After years of working with or working for scores of employers, I’ve noticed four myths that commonly observed throughout most small to mid-size companies. Here is the reality: 

1. Myth: Transforming employees into independent contractors to save on payroll taxes is easy 

Reality: Yes, it is true that more often than not it costs less to use an independent contractor than to have an employee on staff, but this only works in highly specific circumstances.  As an employer, if you have the right to say when, where, and how work gets done, you’re likely dealing with an employee. The IRS uses three categories of factors to assess the degree of control: behavioral, financial, and type of relationship. Many states, including California, use an ABC test:

The worker is free from the control and direction of the hirer in connection with performing the work

The worker performs work outside of the usual course of the hiring entity’s business

The worker is usually engaged in an independently established trade, occupation or business of the same nature as the work performed for the hiring entity 


2. Myth: All tax-free benefits are exempt from payroll taxes 

Reality: Receiving tax-free fringe benefits means that employees do not have to pay income tax on what they receive. However, it does not mean that employers are off the hook for payroll taxes. For example, 401(k) contributions made by employees through salary reductions are still subject to FICA. And adoption assistance is exempt from income tax withholding because the benefit is tax free to employees but is still subject to FICA and FUTA taxes.  


3. Myth: You can pay employment taxes with your quarterly employer tax return 

Reality: In general, you must deposit federal income taxes withheld and both the employer and employee share of FICA with the U.S. Treasury using the Electronic Federal Tax Payment System (EFTPS). Also, deposits are required for FUTA tax for the quarter within which the tax due is more than $500. 


4. Myth: Incorporating relieves you of liability for unpaid employment taxes 

Reality: You may think that having incorporated your business or formed a limited liability company (LLC), you have complete personal liability protection. You don’t. If you are a person responsible for withholding, accounting for, or depositing withheld employee taxes (their income tax withholding and their share of FICA) and you willfully fail to do so, you can be held personally liable for all of these taxes, plus interest.
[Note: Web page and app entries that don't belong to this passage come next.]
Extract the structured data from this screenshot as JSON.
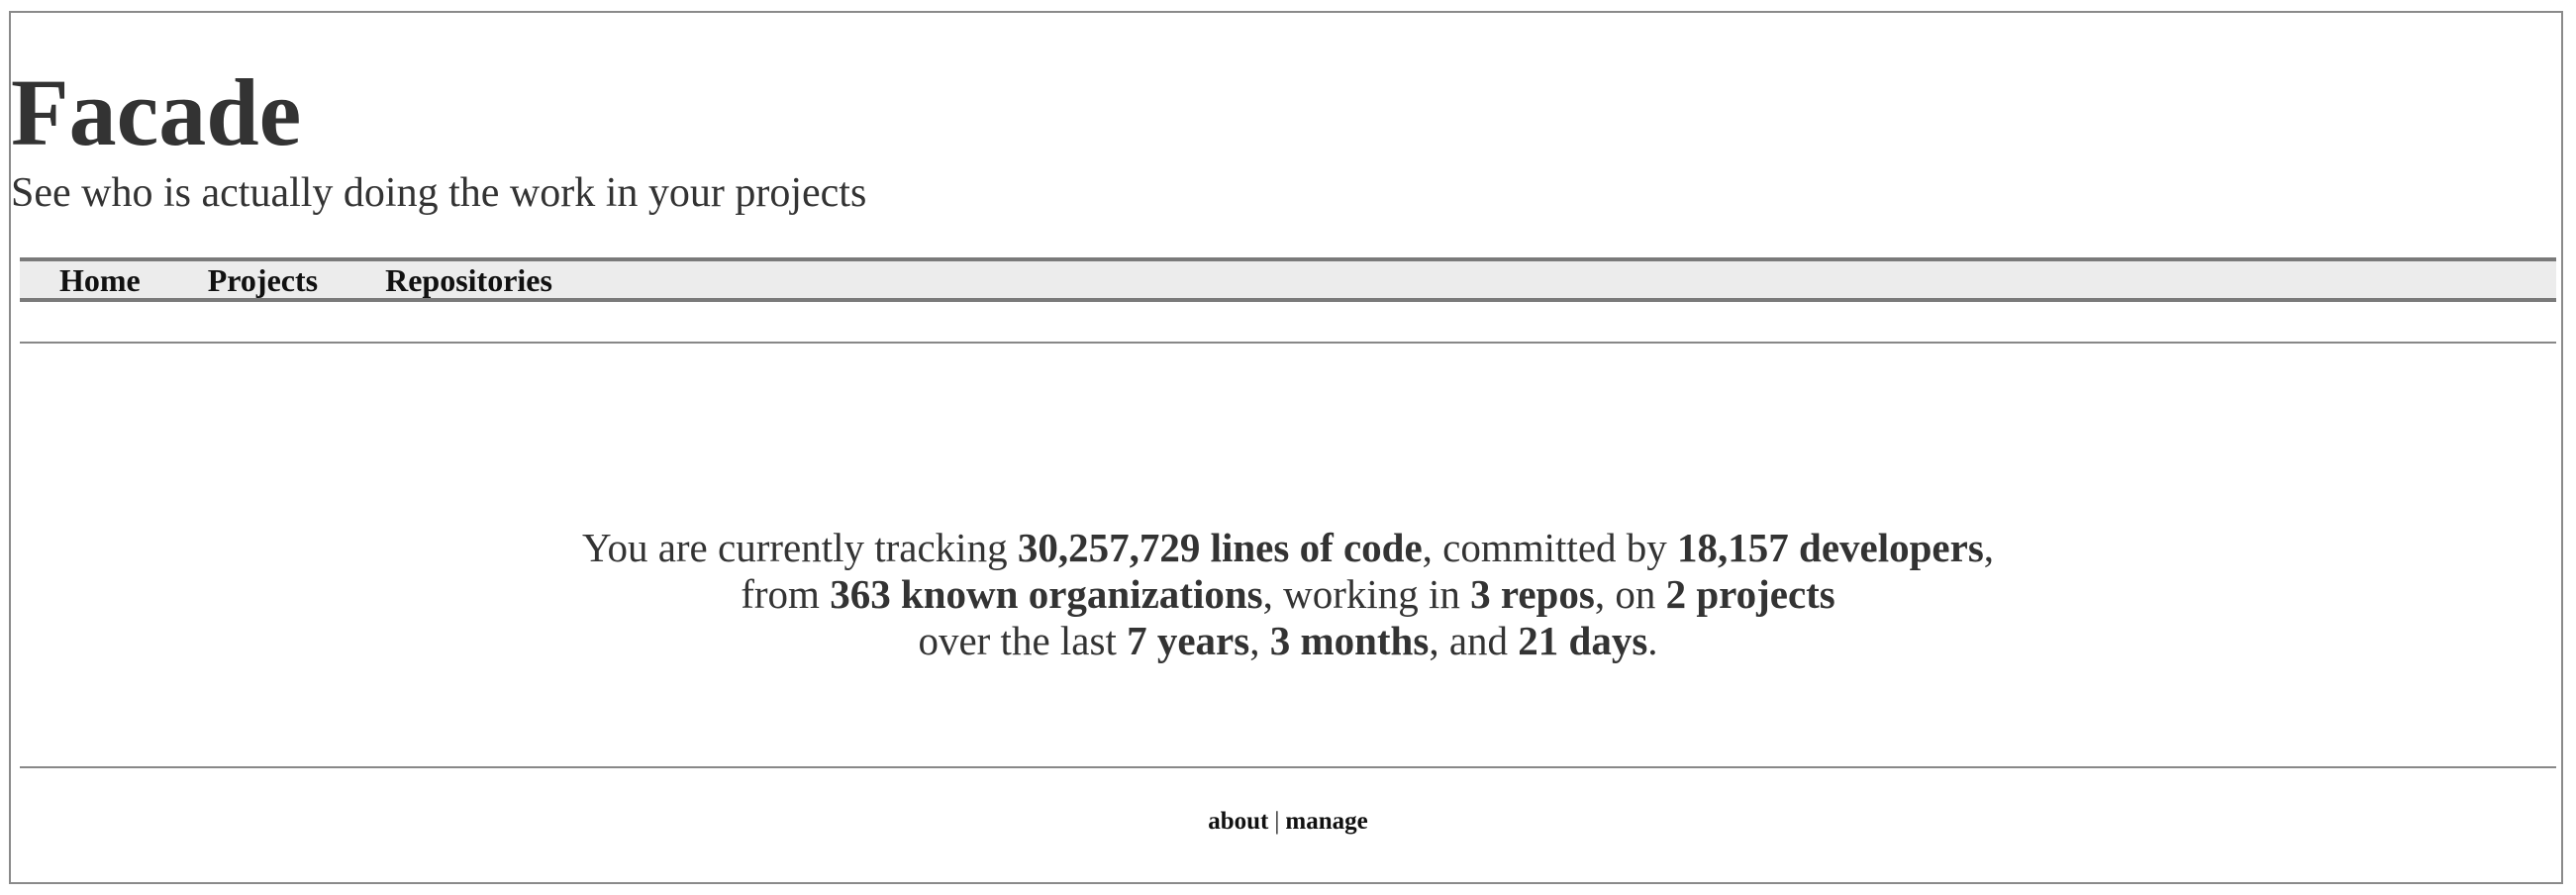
{
  "header": {
    "title": "Facade",
    "tagline": "See who is actually doing the work in your projects"
  },
  "nav": {
    "items": [
      {
        "label": "Home"
      },
      {
        "label": "Projects"
      },
      {
        "label": "Repositories"
      }
    ]
  },
  "summary": {
    "line1_prefix": "You are currently tracking ",
    "lines_of_code": "30,257,729 lines of code",
    "line1_mid": ", committed by ",
    "developers": "18,157 developers",
    "line1_suffix": ",",
    "line2_prefix": "from ",
    "organizations": "363 known organizations",
    "line2_mid": ", working in ",
    "repos": "3 repos",
    "line2_mid2": ", on ",
    "projects": "2 projects",
    "line3_prefix": "over the last ",
    "years": "7 years",
    "line3_sep1": ", ",
    "months": "3 months",
    "line3_sep2": ", and ",
    "days": "21 days",
    "line3_suffix": "."
  },
  "footer": {
    "about_label": "about",
    "separator": "|",
    "manage_label": "manage"
  }
}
This is called a trust fund recovery  it can be applied to business owners even if they have corporations or LLCs.


Make a free website with Yola